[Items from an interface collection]
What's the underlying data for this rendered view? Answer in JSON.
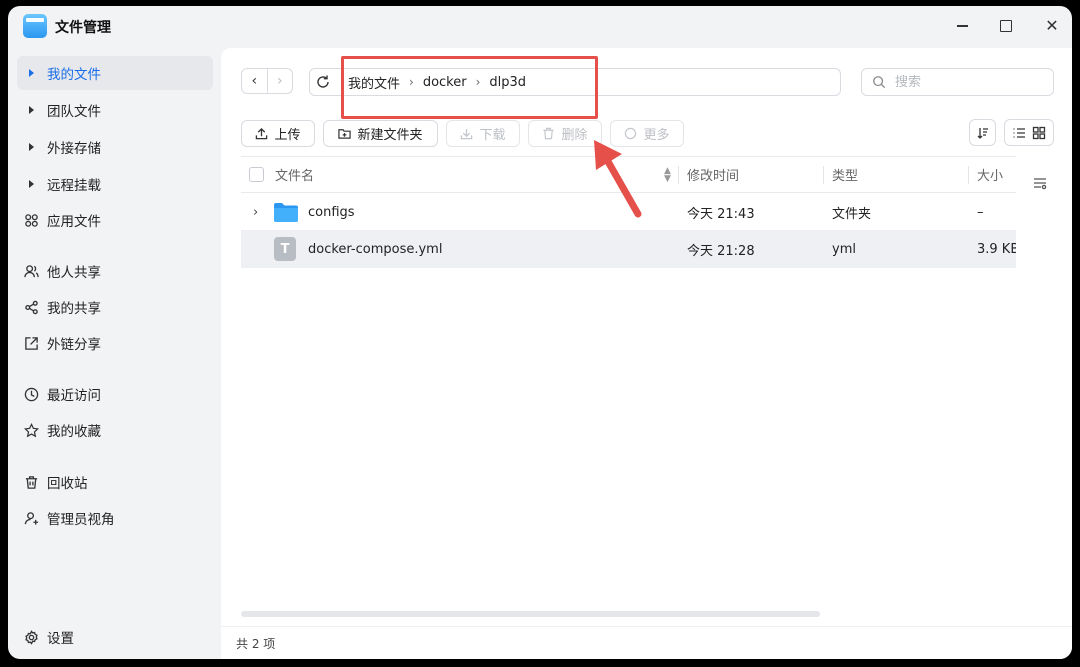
{
  "window": {
    "title": "文件管理"
  },
  "sidebar": {
    "items": [
      {
        "label": "我的文件",
        "icon": "caret-right-icon",
        "active": true
      },
      {
        "label": "团队文件",
        "icon": "caret-right-icon"
      },
      {
        "label": "外接存储",
        "icon": "caret-right-icon"
      },
      {
        "label": "远程挂载",
        "icon": "caret-right-icon"
      },
      {
        "label": "应用文件",
        "icon": "apps-icon"
      },
      {
        "label": "他人共享",
        "icon": "users-icon"
      },
      {
        "label": "我的共享",
        "icon": "share-icon"
      },
      {
        "label": "外链分享",
        "icon": "external-link-icon"
      },
      {
        "label": "最近访问",
        "icon": "clock-icon"
      },
      {
        "label": "我的收藏",
        "icon": "star-icon"
      },
      {
        "label": "回收站",
        "icon": "trash-icon"
      },
      {
        "label": "管理员视角",
        "icon": "admin-user-icon"
      }
    ],
    "settings_label": "设置"
  },
  "path": {
    "crumbs": [
      "我的文件",
      "docker",
      "dlp3d"
    ]
  },
  "search": {
    "placeholder": "搜索"
  },
  "toolbar": {
    "upload": "上传",
    "new_folder": "新建文件夹",
    "download": "下载",
    "delete": "删除",
    "more": "更多"
  },
  "table": {
    "columns": [
      "文件名",
      "修改时间",
      "类型",
      "大小"
    ],
    "rows": [
      {
        "name": "configs",
        "modified": "今天 21:43",
        "type": "文件夹",
        "size": "–",
        "kind": "folder"
      },
      {
        "name": "docker-compose.yml",
        "modified": "今天 21:28",
        "type": "yml",
        "size": "3.9 KB",
        "kind": "file",
        "selected": true
      }
    ]
  },
  "footer": {
    "count": "共 2 项"
  },
  "colors": {
    "accent": "#1a6ee8",
    "highlight": "#e5504a",
    "folder": "#2a98f0"
  }
}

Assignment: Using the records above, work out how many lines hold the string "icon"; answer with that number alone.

Exercise output: 12